Start of Block

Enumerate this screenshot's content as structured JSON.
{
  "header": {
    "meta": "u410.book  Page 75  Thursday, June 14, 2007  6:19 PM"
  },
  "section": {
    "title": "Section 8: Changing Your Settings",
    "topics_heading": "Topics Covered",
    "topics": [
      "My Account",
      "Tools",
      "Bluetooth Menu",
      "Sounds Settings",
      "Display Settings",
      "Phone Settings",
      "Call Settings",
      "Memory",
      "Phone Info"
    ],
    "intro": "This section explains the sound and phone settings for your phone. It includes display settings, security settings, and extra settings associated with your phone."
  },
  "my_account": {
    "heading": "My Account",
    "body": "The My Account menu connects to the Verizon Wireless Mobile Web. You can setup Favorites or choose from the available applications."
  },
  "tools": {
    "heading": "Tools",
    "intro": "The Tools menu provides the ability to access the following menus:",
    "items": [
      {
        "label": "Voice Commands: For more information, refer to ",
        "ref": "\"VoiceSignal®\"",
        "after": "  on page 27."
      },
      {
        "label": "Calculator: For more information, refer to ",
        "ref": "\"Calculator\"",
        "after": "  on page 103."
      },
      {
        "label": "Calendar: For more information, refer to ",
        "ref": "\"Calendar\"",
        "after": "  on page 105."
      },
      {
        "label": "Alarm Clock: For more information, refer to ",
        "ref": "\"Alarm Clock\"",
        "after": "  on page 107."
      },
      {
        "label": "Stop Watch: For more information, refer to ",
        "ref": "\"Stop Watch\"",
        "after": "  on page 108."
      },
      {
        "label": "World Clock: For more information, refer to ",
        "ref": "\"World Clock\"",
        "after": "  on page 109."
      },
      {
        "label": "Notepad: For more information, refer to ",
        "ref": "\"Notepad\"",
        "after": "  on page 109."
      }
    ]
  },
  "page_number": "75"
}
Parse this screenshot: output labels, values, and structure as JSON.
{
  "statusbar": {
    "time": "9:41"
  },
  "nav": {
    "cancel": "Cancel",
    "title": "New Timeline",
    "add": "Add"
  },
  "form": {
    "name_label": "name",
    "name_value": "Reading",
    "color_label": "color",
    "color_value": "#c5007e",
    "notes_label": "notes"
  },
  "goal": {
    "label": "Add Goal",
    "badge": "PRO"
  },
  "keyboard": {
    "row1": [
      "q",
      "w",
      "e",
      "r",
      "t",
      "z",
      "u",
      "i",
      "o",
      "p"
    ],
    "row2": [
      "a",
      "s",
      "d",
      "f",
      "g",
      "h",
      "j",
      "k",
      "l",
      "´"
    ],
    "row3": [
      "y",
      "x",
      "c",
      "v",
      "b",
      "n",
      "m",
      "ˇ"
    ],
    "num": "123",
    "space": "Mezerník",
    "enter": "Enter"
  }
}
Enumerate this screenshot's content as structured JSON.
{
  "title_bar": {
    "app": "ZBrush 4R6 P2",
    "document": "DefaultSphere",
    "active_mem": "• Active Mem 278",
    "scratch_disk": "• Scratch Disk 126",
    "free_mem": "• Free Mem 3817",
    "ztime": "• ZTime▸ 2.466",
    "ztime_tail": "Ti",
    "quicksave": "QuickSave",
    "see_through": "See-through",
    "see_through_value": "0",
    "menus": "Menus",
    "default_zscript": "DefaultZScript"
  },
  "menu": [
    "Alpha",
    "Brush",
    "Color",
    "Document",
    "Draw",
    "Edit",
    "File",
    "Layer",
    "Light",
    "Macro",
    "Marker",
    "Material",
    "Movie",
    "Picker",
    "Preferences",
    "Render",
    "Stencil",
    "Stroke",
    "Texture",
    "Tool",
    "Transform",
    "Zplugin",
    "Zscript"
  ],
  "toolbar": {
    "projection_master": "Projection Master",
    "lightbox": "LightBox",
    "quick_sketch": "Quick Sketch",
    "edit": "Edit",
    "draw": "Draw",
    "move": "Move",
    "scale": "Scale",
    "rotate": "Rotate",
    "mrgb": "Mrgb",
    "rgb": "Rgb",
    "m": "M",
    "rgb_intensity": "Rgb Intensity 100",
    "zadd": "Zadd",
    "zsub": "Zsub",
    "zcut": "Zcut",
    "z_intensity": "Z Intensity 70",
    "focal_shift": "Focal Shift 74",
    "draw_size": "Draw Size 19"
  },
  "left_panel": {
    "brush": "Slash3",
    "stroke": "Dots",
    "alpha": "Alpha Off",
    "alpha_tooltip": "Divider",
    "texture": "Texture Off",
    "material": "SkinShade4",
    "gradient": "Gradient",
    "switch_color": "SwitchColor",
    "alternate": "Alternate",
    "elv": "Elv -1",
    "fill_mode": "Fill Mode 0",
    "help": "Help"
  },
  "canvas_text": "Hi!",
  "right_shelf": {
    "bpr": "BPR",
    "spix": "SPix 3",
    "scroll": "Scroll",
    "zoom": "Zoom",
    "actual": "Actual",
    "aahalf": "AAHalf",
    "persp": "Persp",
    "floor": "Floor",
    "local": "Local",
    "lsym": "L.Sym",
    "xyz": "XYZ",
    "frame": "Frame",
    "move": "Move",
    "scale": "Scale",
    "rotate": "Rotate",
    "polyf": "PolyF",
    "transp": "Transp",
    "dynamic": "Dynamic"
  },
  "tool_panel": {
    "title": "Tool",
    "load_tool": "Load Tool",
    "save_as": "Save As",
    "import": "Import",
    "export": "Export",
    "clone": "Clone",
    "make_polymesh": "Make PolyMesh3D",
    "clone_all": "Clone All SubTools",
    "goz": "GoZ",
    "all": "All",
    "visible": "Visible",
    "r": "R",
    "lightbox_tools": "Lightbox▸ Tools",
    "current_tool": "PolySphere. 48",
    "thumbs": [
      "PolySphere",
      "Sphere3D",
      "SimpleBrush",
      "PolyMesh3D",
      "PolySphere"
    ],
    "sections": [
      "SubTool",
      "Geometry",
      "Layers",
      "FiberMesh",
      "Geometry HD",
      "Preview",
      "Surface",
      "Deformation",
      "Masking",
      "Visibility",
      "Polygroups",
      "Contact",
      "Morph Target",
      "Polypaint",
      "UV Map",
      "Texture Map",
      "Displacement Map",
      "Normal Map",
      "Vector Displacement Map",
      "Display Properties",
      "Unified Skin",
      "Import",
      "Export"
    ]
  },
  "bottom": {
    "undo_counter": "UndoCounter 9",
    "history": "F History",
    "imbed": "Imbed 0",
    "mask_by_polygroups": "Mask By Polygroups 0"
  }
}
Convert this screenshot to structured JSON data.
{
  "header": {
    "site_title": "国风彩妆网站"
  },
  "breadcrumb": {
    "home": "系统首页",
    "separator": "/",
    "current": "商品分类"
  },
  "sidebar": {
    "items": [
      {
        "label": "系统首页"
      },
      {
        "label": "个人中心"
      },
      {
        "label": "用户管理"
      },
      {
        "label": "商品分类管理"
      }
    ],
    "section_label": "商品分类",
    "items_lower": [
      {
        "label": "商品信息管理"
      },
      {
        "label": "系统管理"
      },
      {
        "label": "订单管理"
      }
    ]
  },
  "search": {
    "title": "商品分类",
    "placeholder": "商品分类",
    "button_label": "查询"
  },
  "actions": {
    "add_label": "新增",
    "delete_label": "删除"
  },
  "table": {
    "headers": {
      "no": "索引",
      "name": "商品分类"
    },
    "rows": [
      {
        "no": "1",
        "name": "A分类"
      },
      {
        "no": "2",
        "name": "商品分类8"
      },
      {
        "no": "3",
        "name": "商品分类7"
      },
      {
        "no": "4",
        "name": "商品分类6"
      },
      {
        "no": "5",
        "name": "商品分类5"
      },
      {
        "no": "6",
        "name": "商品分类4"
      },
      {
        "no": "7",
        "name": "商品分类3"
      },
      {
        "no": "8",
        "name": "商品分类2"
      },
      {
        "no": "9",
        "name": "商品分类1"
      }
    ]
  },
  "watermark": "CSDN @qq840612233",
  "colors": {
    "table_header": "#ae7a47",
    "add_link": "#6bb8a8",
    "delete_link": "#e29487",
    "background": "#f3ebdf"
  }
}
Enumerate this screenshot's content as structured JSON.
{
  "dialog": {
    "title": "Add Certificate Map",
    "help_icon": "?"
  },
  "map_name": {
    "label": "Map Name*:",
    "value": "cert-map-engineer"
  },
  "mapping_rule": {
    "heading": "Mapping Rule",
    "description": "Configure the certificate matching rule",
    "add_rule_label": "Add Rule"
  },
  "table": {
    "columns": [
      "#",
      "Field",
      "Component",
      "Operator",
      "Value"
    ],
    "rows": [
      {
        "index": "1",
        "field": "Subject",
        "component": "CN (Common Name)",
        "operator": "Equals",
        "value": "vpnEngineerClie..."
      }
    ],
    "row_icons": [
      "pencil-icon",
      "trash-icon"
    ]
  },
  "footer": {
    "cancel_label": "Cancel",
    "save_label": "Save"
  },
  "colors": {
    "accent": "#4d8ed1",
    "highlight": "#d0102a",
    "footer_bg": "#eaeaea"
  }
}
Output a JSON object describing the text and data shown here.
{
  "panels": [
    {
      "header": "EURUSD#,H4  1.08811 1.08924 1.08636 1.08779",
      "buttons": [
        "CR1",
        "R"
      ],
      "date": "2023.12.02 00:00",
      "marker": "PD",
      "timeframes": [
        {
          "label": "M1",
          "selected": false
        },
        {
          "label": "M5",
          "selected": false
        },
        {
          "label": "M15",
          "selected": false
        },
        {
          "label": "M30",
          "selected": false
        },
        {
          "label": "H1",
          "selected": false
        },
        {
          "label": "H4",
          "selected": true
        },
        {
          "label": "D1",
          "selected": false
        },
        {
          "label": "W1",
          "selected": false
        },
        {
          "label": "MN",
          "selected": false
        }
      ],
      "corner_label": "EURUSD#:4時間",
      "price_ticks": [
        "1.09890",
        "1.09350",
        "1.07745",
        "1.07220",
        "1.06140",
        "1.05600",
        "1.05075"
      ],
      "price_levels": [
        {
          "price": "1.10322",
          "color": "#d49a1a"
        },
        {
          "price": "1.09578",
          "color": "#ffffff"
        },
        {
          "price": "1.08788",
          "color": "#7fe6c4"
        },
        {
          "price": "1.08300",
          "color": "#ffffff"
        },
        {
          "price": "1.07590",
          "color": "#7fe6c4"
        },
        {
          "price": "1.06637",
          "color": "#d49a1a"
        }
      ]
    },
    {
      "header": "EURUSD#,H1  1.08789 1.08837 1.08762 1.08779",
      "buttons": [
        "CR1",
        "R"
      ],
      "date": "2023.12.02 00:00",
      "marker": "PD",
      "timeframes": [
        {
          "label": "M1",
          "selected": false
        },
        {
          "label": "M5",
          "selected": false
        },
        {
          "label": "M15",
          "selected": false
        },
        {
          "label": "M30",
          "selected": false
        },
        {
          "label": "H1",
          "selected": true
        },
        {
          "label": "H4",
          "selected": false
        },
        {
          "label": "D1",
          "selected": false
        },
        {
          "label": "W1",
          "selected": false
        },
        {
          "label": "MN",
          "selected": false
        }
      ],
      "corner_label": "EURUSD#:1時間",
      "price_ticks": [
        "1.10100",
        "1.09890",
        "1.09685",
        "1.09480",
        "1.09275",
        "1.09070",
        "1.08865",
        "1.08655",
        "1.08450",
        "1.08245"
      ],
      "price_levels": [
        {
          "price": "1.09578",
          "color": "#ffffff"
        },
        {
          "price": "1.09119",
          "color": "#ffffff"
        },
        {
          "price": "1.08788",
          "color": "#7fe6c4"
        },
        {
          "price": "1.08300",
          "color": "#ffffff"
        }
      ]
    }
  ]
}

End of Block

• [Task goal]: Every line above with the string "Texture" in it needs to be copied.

• [Finished task]:
    "Texture",
    "texture": "Texture Off",
      "Texture Map",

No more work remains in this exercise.